* EXERCISE DESCRIPTION
Would you return the listing that follows exactly, leaving its pictures behind?
————
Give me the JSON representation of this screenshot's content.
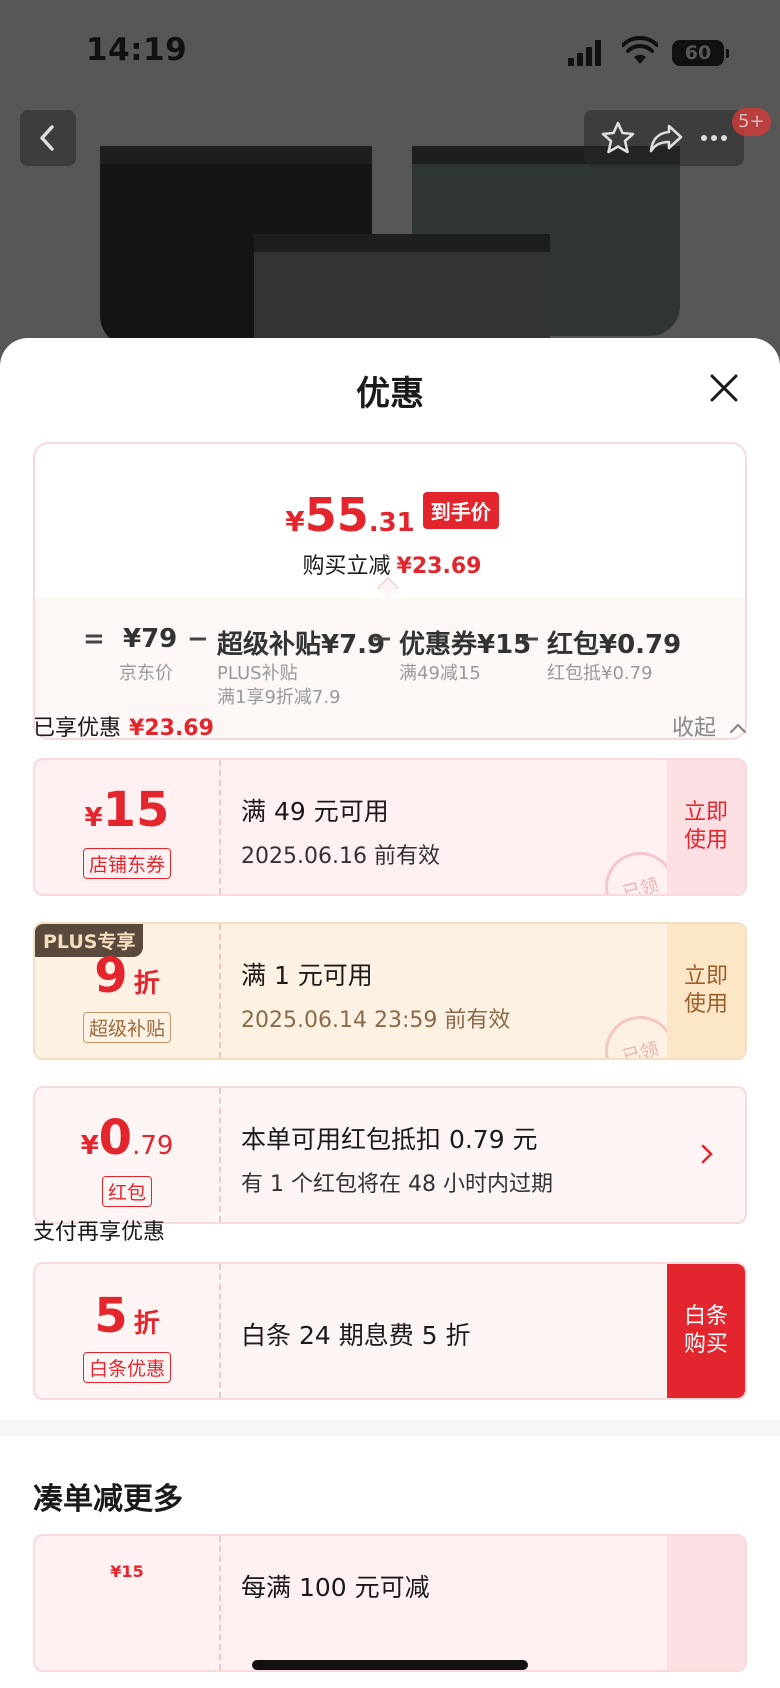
{
  "status": {
    "time": "14:19",
    "battery": "60"
  },
  "nav": {
    "cart_badge": "5+"
  },
  "sheet": {
    "title": "优惠"
  },
  "summary": {
    "price_yen": "¥",
    "price_int": "55",
    "price_dec": ".31",
    "price_tag": "到手价",
    "reduce_label": "购买立减",
    "reduce_amount": "¥23.69",
    "formula": {
      "eq": "=",
      "base_value": "¥79",
      "base_label": "京东价",
      "minus": "−",
      "item1_value": "超级补贴¥7.9",
      "item1_label_1": "PLUS补贴",
      "item1_label_2": "满1享9折减7.9",
      "item2_value": "优惠券¥15",
      "item2_label": "满49减15",
      "item3_value": "红包¥0.79",
      "item3_label": "红包抵¥0.79"
    }
  },
  "enjoyed": {
    "label": "已享优惠",
    "amount": "¥23.69",
    "collapse": "收起"
  },
  "coupons": [
    {
      "symbol": "¥",
      "amount": "15",
      "tag": "店铺东券",
      "title": "满 49 元可用",
      "subtitle": "2025.06.16 前有效",
      "button": "立即使用",
      "stamp": "已领"
    },
    {
      "plus": "PLUS专享",
      "amount": "9",
      "unit": "折",
      "tag": "超级补贴",
      "title": "满 1 元可用",
      "subtitle": "2025.06.14 23:59 前有效",
      "button": "立即使用",
      "stamp": "已领"
    },
    {
      "symbol": "¥",
      "amount": "0",
      "decimal": ".79",
      "tag": "红包",
      "title": "本单可用红包抵扣 0.79 元",
      "subtitle": "有 1 个红包将在 48 小时内过期"
    }
  ],
  "pay_section": {
    "label": "支付再享优惠"
  },
  "pay_coupon": {
    "amount": "5",
    "unit": "折",
    "tag": "白条优惠",
    "title": "白条 24 期息费 5 折",
    "button": "白条购买"
  },
  "more": {
    "title": "凑单减更多",
    "partial_amount": "¥15",
    "partial_title": "每满 100 元可减"
  },
  "colors": {
    "accent": "#e3262e",
    "plus_bg": "#fdf1e3",
    "dim_bg": "#575757"
  }
}
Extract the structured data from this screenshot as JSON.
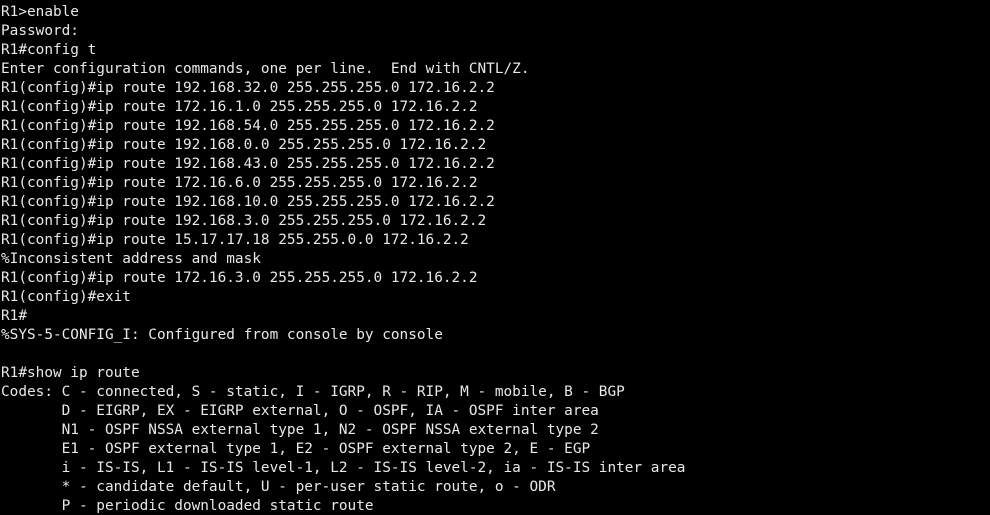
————
* SOLUTION TO THIS EXERCISE
Give me the JSON representation of this screenshot's content.
{
  "status": {
    "time": "14:19",
    "battery": "60"
  },
  "nav": {
    "cart_badge": "5+"
  },
  "sheet": {
    "title": "优惠"
  },
  "summary": {
    "price_yen": "¥",
    "price_int": "55",
    "price_dec": ".31",
    "price_tag": "到手价",
    "reduce_label": "购买立减",
    "reduce_amount": "¥23.69",
    "formula": {
      "eq": "=",
      "base_value": "¥79",
      "base_label": "京东价",
      "minus": "−",
      "item1_value": "超级补贴¥7.9",
      "item1_label_1": "PLUS补贴",
      "item1_label_2": "满1享9折减7.9",
      "item2_value": "优惠券¥15",
      "item2_label": "满49减15",
      "item3_value": "红包¥0.79",
      "item3_label": "红包抵¥0.79"
    }
  },
  "enjoyed": {
    "label": "已享优惠",
    "amount": "¥23.69",
    "collapse": "收起"
  },
  "coupons": [
    {
      "symbol": "¥",
      "amount": "15",
      "tag": "店铺东券",
      "title": "满 49 元可用",
      "subtitle": "2025.06.16 前有效",
      "button": "立即使用",
      "stamp": "已领"
    },
    {
      "plus": "PLUS专享",
      "amount": "9",
      "unit": "折",
      "tag": "超级补贴",
      "title": "满 1 元可用",
      "subtitle": "2025.06.14 23:59 前有效",
      "button": "立即使用",
      "stamp": "已领"
    },
    {
      "symbol": "¥",
      "amount": "0",
      "decimal": ".79",
      "tag": "红包",
      "title": "本单可用红包抵扣 0.79 元",
      "subtitle": "有 1 个红包将在 48 小时内过期"
    }
  ],
  "pay_section": {
    "label": "支付再享优惠"
  },
  "pay_coupon": {
    "amount": "5",
    "unit": "折",
    "tag": "白条优惠",
    "title": "白条 24 期息费 5 折",
    "button": "白条购买"
  },
  "more": {
    "title": "凑单减更多",
    "partial_amount": "¥15",
    "partial_title": "每满 100 元可减"
  },
  "colors": {
    "accent": "#e3262e",
    "plus_bg": "#fdf1e3",
    "dim_bg": "#575757"
  }
}
Extract the structured data from this screenshot as JSON.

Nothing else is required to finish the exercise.